Meet Our Volunteers – Dickson

An insight into Dickson’s meaningful journey leading to the founding of Innerstar

For the last 18 years, I was like most Singaporeans, totally immersed with my job and running in a rat race with no finishing line in sight. I am very excited at the progress we have made with Innerstar so far and although I am still busy running, it is for a different cause.

It is not just me running the race, our progress will not be possible without the overwhelming support from our partners, volunteers and staff of the children’s homes. They are the heroes and heroines who work tirelessly to impart skills to our underprivileged youths. If this inspires you to act, do join us to ignite the potential in our future stars.

Dickson’s career  in the engineering, strategy consulting, corporate finance and investment sectors spans 18 years. He first started as an engineering consultant in the UK and eventually decided to return to Singapore in 2005.

Dickson, a father of two, started doing volunteer work as part of his employer’s corporate social responsibility (CSR) programme. It was only after several years of volunteering that he was moved by the spirit of the underprivileged youths, that he started contributing more outside of work.

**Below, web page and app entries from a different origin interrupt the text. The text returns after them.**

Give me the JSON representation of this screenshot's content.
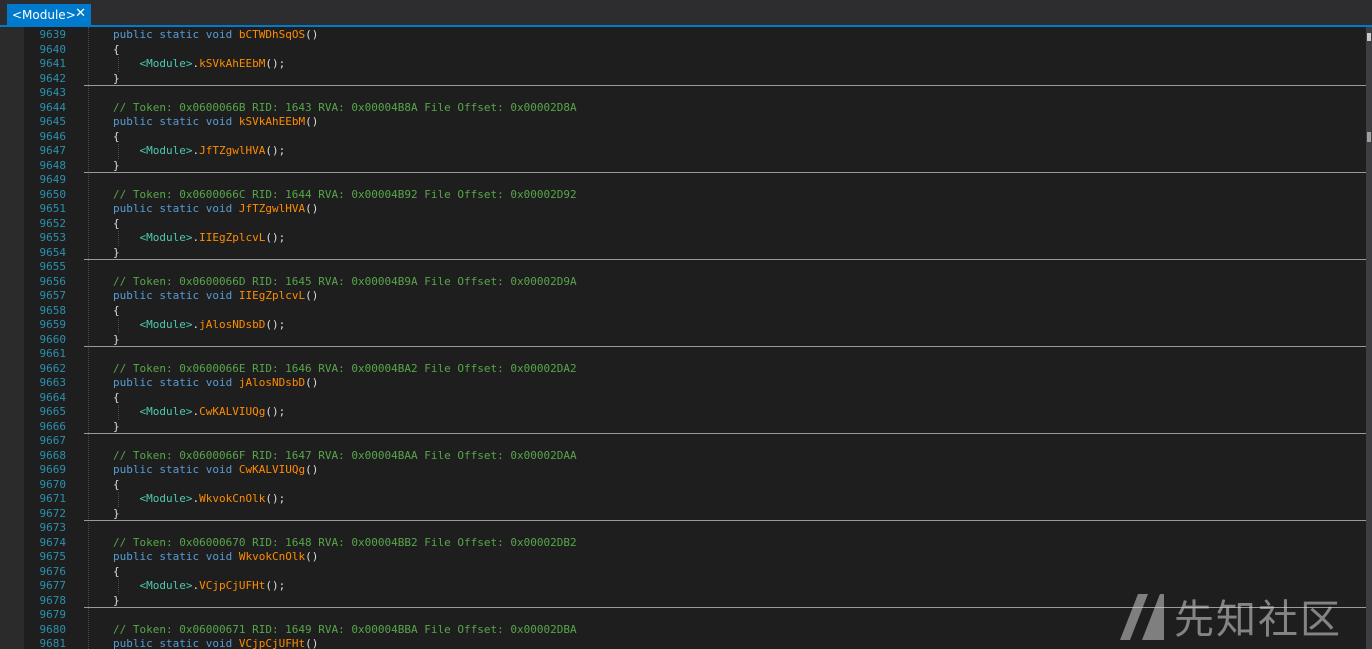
{
  "tab": {
    "label": "<Module>",
    "close_glyph": "✕"
  },
  "watermark": {
    "text": "先知社区",
    "icon": "xianzhi-logo-icon"
  },
  "lines": [
    {
      "n": "9639",
      "kind": "sig",
      "method": "bCTWDhSqOS"
    },
    {
      "n": "9640",
      "kind": "open"
    },
    {
      "n": "9641",
      "kind": "call",
      "target": "kSVkAhEEbM"
    },
    {
      "n": "9642",
      "kind": "close"
    },
    {
      "n": "9643",
      "kind": "blank"
    },
    {
      "n": "9644",
      "kind": "comment",
      "text": "// Token: 0x0600066B RID: 1643 RVA: 0x00004B8A File Offset: 0x00002D8A"
    },
    {
      "n": "9645",
      "kind": "sig",
      "method": "kSVkAhEEbM"
    },
    {
      "n": "9646",
      "kind": "open"
    },
    {
      "n": "9647",
      "kind": "call",
      "target": "JfTZgwlHVA"
    },
    {
      "n": "9648",
      "kind": "close"
    },
    {
      "n": "9649",
      "kind": "blank"
    },
    {
      "n": "9650",
      "kind": "comment",
      "text": "// Token: 0x0600066C RID: 1644 RVA: 0x00004B92 File Offset: 0x00002D92"
    },
    {
      "n": "9651",
      "kind": "sig",
      "method": "JfTZgwlHVA"
    },
    {
      "n": "9652",
      "kind": "open"
    },
    {
      "n": "9653",
      "kind": "call",
      "target": "IIEgZplcvL"
    },
    {
      "n": "9654",
      "kind": "close"
    },
    {
      "n": "9655",
      "kind": "blank"
    },
    {
      "n": "9656",
      "kind": "comment",
      "text": "// Token: 0x0600066D RID: 1645 RVA: 0x00004B9A File Offset: 0x00002D9A"
    },
    {
      "n": "9657",
      "kind": "sig",
      "method": "IIEgZplcvL"
    },
    {
      "n": "9658",
      "kind": "open"
    },
    {
      "n": "9659",
      "kind": "call",
      "target": "jAlosNDsbD"
    },
    {
      "n": "9660",
      "kind": "close"
    },
    {
      "n": "9661",
      "kind": "blank"
    },
    {
      "n": "9662",
      "kind": "comment",
      "text": "// Token: 0x0600066E RID: 1646 RVA: 0x00004BA2 File Offset: 0x00002DA2"
    },
    {
      "n": "9663",
      "kind": "sig",
      "method": "jAlosNDsbD"
    },
    {
      "n": "9664",
      "kind": "open"
    },
    {
      "n": "9665",
      "kind": "call",
      "target": "CwKALVIUQg"
    },
    {
      "n": "9666",
      "kind": "close"
    },
    {
      "n": "9667",
      "kind": "blank"
    },
    {
      "n": "9668",
      "kind": "comment",
      "text": "// Token: 0x0600066F RID: 1647 RVA: 0x00004BAA File Offset: 0x00002DAA"
    },
    {
      "n": "9669",
      "kind": "sig",
      "method": "CwKALVIUQg"
    },
    {
      "n": "9670",
      "kind": "open"
    },
    {
      "n": "9671",
      "kind": "call",
      "target": "WkvokCnOlk"
    },
    {
      "n": "9672",
      "kind": "close"
    },
    {
      "n": "9673",
      "kind": "blank"
    },
    {
      "n": "9674",
      "kind": "comment",
      "text": "// Token: 0x06000670 RID: 1648 RVA: 0x00004BB2 File Offset: 0x00002DB2"
    },
    {
      "n": "9675",
      "kind": "sig",
      "method": "WkvokCnOlk"
    },
    {
      "n": "9676",
      "kind": "open"
    },
    {
      "n": "9677",
      "kind": "call",
      "target": "VCjpCjUFHt"
    },
    {
      "n": "9678",
      "kind": "close"
    },
    {
      "n": "9679",
      "kind": "blank"
    },
    {
      "n": "9680",
      "kind": "comment",
      "text": "// Token: 0x06000671 RID: 1649 RVA: 0x00004BBA File Offset: 0x00002DBA"
    },
    {
      "n": "9681",
      "kind": "sig",
      "method": "VCjpCjUFHt"
    }
  ],
  "syntax": {
    "modifiers": "public static void",
    "module_type": "<Module>",
    "open_brace": "{",
    "close_brace": "}"
  },
  "colors": {
    "accent": "#007acc",
    "keyword": "#569cd6",
    "identifier": "#ff8c00",
    "type": "#4ec9b0",
    "comment": "#57a64a",
    "line_number": "#2b91af",
    "background": "#1e1e1e"
  }
}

During one of the CSR outings with the youths from a home, one of the children told him that he had already been to the same attraction three times. That was when he realised that everyone can, and should do more for these youths, something with a more positive and lasting impact.

In 2016, Dickson reconnected with Michael Ferns, a friend he has known for a few years. Mike shared the success of Equilibria’s E-Colors coaching concept in schools in the US. Having attended the programme himself, Dickson was convinced of the potential this learning approach would have on today’s youths.

That was how the idea of Innerstar was conceived, with an objective to prepare the youths for their future. On top of the education that they are already receiving, together with Innerstar’s high-impact programmes, the not-for-profit organisation’s aim is to help the youths realise their potential, develop relevant soft and hard skills, and build their confidence and be more resilient young men and women in the future.

Leave a Reply

Your email address will not be published. Required fields are marked *